by ZOE FOSTER
Zoe, how do I get rid of my big pores? No matter what I do, they seem to look huge after a few hours after applying my makeup!
Karen, first, let me reveal a terrible truth: you cannot get rid of your big pores, or change their size. What you CAN do, though, is ride bikes and eat ice cream, so it all evens out.
Sorry, that was a truly pore response. I can do better. (Zzzzing!)
Karen, while you can’t change your pore size (it’s genetic) or stop them producing more oil than necessary, or creating pimples or blackheads, you can certainly minimise their appearance and sheen, by using a skilful artillery of pore-minimising products, designed by clever people who understand that while bigger, oilier pores generally mean your skin will age slower and wrinkle less (WIN!), it’s frustrating having them glaring out from your skin every day (um, lose…)

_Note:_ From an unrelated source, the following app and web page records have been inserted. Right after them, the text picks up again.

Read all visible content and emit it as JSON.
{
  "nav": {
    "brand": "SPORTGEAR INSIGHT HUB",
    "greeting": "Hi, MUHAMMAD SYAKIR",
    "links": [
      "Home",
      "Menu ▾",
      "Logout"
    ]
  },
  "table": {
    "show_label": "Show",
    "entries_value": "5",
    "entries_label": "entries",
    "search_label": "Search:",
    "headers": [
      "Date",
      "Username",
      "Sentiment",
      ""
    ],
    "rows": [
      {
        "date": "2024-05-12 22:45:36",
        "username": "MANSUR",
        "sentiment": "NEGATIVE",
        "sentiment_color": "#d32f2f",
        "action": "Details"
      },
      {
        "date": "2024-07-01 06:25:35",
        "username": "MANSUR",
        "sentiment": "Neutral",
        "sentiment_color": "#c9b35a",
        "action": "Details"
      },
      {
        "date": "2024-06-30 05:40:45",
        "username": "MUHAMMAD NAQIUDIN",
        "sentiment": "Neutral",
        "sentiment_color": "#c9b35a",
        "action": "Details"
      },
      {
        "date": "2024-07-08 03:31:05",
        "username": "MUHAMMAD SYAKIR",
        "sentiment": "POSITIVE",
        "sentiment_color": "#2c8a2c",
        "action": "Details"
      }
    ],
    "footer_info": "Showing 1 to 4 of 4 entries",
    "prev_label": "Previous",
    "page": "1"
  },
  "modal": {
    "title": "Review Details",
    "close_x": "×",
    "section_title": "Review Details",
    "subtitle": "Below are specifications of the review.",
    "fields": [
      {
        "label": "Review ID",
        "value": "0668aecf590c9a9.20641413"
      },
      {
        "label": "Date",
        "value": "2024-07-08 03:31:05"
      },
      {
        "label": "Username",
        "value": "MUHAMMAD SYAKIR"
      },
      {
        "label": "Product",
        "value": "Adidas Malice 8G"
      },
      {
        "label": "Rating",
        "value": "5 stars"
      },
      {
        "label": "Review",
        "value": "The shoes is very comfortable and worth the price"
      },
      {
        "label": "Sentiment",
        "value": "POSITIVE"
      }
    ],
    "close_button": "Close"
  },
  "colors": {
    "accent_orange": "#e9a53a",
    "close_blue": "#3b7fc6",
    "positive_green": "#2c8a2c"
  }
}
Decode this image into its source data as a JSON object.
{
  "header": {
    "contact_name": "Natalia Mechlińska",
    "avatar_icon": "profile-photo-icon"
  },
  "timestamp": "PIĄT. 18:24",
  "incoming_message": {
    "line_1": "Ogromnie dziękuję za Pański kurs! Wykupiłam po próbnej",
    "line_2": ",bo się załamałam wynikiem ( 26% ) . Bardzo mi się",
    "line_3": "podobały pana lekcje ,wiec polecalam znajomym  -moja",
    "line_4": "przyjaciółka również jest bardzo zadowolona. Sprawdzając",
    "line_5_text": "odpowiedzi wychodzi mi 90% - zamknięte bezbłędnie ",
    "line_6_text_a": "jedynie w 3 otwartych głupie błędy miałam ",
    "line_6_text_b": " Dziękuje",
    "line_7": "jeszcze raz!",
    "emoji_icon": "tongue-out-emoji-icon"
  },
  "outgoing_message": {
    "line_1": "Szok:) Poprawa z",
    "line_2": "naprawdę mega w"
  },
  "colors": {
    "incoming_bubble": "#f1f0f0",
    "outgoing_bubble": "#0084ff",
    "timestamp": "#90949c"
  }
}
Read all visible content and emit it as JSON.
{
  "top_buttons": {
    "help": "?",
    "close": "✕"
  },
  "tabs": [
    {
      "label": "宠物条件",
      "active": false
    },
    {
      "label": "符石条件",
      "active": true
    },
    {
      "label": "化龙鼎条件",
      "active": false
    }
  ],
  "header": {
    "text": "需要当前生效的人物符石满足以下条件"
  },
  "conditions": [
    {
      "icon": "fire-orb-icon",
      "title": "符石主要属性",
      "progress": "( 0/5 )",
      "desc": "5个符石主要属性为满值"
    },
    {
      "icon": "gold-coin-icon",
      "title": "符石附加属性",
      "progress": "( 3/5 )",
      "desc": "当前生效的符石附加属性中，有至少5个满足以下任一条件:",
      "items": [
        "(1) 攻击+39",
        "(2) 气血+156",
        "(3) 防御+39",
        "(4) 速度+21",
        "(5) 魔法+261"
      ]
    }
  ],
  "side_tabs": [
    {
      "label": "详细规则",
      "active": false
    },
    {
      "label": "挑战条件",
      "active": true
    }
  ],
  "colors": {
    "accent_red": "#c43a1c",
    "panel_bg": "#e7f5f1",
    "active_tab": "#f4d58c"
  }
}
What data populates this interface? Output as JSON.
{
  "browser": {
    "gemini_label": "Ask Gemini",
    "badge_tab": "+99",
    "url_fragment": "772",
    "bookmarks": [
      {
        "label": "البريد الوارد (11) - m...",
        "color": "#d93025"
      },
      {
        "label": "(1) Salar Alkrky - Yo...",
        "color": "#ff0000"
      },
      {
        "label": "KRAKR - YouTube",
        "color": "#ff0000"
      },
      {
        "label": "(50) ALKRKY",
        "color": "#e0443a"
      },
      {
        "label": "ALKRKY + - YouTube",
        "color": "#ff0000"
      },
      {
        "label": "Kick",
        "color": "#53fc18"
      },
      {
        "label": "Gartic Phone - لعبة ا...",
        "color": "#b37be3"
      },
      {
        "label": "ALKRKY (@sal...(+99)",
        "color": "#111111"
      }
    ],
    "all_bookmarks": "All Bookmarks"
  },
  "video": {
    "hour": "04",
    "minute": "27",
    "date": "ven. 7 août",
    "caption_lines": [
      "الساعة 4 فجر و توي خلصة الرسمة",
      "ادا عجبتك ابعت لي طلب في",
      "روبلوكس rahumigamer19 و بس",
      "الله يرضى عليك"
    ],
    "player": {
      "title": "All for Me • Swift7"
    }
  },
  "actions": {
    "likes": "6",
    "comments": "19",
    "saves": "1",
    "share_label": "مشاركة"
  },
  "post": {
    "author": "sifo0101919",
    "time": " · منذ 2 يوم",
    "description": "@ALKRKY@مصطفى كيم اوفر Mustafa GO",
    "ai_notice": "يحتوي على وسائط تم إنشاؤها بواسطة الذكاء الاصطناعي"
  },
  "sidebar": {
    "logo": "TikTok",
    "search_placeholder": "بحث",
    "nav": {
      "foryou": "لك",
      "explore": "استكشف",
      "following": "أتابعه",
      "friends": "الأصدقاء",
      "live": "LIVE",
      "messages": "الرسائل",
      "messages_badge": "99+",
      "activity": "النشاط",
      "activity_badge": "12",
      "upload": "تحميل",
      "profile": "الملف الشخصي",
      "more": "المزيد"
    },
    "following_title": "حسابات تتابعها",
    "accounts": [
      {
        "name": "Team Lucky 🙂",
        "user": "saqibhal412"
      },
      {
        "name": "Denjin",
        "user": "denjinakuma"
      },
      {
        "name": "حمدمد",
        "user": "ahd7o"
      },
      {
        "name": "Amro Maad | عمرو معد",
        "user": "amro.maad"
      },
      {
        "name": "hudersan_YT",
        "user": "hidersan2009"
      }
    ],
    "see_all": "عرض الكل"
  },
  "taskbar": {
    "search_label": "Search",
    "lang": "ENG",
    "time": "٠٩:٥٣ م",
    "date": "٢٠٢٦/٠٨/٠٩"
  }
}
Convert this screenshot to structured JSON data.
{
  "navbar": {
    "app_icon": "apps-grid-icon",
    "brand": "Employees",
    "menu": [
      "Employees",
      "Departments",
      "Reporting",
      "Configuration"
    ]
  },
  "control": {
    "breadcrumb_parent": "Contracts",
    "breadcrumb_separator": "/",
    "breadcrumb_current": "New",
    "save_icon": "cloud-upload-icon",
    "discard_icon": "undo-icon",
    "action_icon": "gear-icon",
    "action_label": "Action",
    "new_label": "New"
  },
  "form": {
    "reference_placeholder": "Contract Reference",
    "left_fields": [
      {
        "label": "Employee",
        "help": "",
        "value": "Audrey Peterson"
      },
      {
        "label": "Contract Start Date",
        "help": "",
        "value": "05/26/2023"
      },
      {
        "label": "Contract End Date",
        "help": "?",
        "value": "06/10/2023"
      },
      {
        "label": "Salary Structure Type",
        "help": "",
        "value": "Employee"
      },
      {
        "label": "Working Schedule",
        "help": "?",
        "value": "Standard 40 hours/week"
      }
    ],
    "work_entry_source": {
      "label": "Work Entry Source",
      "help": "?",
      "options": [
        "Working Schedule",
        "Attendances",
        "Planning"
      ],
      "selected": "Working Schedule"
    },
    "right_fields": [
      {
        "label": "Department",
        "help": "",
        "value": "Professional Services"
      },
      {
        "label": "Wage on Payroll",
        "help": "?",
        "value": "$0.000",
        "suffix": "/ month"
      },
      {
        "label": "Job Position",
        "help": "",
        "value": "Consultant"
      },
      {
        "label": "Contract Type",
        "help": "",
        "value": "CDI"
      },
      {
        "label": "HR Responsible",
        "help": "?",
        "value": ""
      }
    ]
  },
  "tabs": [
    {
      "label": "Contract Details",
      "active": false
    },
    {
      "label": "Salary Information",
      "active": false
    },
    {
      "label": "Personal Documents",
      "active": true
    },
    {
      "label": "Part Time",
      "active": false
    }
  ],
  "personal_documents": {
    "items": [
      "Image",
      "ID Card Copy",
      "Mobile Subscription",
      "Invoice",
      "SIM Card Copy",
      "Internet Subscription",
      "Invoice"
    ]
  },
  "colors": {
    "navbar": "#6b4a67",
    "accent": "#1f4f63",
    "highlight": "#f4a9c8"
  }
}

- Cleanse. Properly. The key to keeping pores in check is making sure they’re clean. The dirtier they are, the more visible they are. Use something gentle, so as to thoroughly clean but not to overstimulate
- Exfoliate at least 2-3 times a week. Too much can aggravate the pores and make them produce more oil. Cute! Something with light amounts of AHAs or salicylic acid is good, (although can be drying – see what suits your skin best), or a gentle cleanser/scrub combo might be the way to go. Olay’s Deep Cleansing Pore Minimising Cleanser and Scrub at night is a good option.
- After cleansing, TONE. Definitely tone. So important. This “closes” the pore and tightens it without drying it out (and if it is drying it out, switch products). Lancôme Pure Focus is popular, as is Biore’s Triple Action Toner.
- Use a serum that is tailored to the business of pores (remember: always choose a serum that targets whatever your biggest and most pressing skin concern is… or you can layer a couple) – Clinique does a great one in their Pore Refining range
- Moisturise and use sun protection; UV damage can further enlarge pores. And you, know cause cancer and stuff.
- Masks that draw out impurities (things like sunscreen, makeup and grime can clog pores and make them more visible) should be a weekly routine – something like the St Ives Mineral Clay Mask or the much lauded SkinCeuticals Clarifying Clay Mask is perfect. Clay is the way, in other words. Clay is the way.
- Don’t even THINK about thinking about makeup until you have applied a skin refining, pore-reducing primer. This will do all the heavy lifting, and which foundation you use next becomes less crucial. The right primer will effectively ‘seal’ up your pores and create a lovely, smooth canvas for your foundation… which is better than it going straight onto your skin and slipping around and into pores, making them more visible. There are loads of great pore-minimising primers around: try Benefit’s POREfessional, Estee Lauder’s Idealist Pore Minimising Skin Refinisher or Smashbox Photo Finish Targeted Pore & Line Primer.
- Use a foundation that is mattifying (or even pore-minimising, as some are touted.) Something that will adequately conceal the appearance of larger pores and keep oil under control is best. Revlon Colorstay and Maybelline Dream Matte Mouse are great, and the bareminerals matte powder is ideal to finish/set with.
- Keep blotting papers on hand (or a powder compact of mineral powder, something lightweight like) to touch up throughout the day.
I know that sounds like a lot of work, Karen, but that’s only because it is.
If it’s too daunting, then at least do the exfoliating, the toning and use the primer.
….I now open the floor to anyone with similar skin who has some great solutions!
(And then I will close it, and make it a dance floor again.)
Zoe Foster is an author, columnist and porridge fan. Her books include the beauty bible Amazing Face, dating and relationship guide Textbook Romance, and three novels, Air Kisses, Playing The Field and The Younger Man. Find more info on Zoe Foster here, or supervise on her daily procrastination here and here.
Please understand that Zoë Foster cannot respond to ALL your questions – but never fear, there are readers that are bound to know the answers, so don’t be afraid to ask.